__TASK OBJECTIVE__: Every line that includes the word "JSON" needs to be copied from the listing.

__AVAILABLE RECORDS__:
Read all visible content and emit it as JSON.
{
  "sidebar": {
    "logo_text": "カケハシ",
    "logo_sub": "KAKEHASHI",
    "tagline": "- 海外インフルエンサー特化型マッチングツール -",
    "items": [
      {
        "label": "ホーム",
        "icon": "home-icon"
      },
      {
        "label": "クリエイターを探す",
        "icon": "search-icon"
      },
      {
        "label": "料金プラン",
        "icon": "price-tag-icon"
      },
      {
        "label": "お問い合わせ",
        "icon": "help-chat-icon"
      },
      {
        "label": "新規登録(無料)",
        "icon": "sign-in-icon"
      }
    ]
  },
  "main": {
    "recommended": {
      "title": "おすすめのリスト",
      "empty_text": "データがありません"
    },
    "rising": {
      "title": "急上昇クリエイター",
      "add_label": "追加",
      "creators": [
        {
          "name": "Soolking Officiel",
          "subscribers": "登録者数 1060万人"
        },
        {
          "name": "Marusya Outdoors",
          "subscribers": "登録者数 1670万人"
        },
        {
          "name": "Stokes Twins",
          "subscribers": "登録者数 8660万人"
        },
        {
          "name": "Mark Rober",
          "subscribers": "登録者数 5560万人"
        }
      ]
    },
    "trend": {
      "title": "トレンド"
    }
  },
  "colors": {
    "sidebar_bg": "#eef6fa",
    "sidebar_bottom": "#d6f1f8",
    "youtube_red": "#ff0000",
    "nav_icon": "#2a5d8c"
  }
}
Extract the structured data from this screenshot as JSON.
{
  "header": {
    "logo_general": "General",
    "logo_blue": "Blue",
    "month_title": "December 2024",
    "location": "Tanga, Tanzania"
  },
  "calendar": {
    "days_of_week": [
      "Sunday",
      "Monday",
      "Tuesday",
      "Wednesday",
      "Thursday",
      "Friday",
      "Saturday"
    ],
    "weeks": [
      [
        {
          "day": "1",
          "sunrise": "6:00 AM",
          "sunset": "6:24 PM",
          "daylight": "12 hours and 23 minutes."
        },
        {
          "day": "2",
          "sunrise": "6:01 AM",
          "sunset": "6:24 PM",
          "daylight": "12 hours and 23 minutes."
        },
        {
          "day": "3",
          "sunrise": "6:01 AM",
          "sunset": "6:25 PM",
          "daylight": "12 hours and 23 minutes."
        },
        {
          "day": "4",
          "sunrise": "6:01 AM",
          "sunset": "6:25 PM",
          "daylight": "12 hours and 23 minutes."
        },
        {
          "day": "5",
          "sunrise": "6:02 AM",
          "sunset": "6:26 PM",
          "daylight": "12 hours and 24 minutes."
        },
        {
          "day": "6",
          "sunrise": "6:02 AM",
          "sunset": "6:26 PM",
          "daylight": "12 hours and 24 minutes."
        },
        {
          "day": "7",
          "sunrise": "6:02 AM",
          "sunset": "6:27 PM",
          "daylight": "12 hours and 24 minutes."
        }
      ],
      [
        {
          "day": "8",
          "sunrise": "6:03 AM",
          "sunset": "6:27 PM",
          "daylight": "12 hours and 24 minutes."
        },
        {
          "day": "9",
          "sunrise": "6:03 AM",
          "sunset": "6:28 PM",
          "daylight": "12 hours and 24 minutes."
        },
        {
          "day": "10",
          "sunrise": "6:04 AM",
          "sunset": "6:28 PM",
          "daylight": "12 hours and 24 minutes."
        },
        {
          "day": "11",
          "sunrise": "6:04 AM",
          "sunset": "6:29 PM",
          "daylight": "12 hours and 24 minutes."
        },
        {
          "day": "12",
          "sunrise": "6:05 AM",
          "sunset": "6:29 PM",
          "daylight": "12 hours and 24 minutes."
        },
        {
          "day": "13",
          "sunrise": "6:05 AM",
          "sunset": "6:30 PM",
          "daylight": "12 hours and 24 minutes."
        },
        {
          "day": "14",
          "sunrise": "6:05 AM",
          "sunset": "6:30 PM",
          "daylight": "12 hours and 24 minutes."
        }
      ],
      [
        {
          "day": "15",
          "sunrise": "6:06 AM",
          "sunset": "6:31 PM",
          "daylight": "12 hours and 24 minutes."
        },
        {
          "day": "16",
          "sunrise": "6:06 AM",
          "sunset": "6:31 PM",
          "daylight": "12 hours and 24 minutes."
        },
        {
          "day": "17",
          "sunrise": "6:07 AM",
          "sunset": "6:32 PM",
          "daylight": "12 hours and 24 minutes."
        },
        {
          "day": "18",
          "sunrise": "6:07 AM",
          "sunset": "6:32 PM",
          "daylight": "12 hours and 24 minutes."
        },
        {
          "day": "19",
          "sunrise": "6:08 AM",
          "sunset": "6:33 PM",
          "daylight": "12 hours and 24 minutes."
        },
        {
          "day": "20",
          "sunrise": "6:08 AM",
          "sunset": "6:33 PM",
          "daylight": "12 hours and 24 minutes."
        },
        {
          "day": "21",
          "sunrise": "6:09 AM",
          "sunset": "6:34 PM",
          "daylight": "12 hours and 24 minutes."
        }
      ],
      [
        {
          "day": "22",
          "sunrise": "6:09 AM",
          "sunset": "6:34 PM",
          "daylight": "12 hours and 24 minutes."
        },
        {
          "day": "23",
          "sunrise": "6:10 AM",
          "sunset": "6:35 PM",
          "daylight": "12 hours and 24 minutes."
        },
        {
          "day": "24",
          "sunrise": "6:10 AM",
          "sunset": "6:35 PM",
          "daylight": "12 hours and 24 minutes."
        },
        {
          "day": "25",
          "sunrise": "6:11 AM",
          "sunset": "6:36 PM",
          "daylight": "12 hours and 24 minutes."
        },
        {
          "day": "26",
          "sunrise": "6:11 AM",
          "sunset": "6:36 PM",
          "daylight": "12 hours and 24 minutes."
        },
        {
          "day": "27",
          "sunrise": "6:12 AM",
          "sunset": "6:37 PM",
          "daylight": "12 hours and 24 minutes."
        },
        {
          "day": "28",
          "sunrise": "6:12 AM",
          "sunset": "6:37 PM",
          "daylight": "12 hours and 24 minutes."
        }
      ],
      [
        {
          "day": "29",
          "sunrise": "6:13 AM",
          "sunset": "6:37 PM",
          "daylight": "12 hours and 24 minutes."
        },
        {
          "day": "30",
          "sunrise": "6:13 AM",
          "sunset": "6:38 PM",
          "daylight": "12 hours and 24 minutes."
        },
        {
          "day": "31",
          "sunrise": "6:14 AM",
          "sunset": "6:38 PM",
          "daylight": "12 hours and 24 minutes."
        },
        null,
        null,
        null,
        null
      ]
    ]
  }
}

__YOUR SOLUTION__:
Read all visible content and emit it as JSON.
Extract the structured data from this screenshot as JSON.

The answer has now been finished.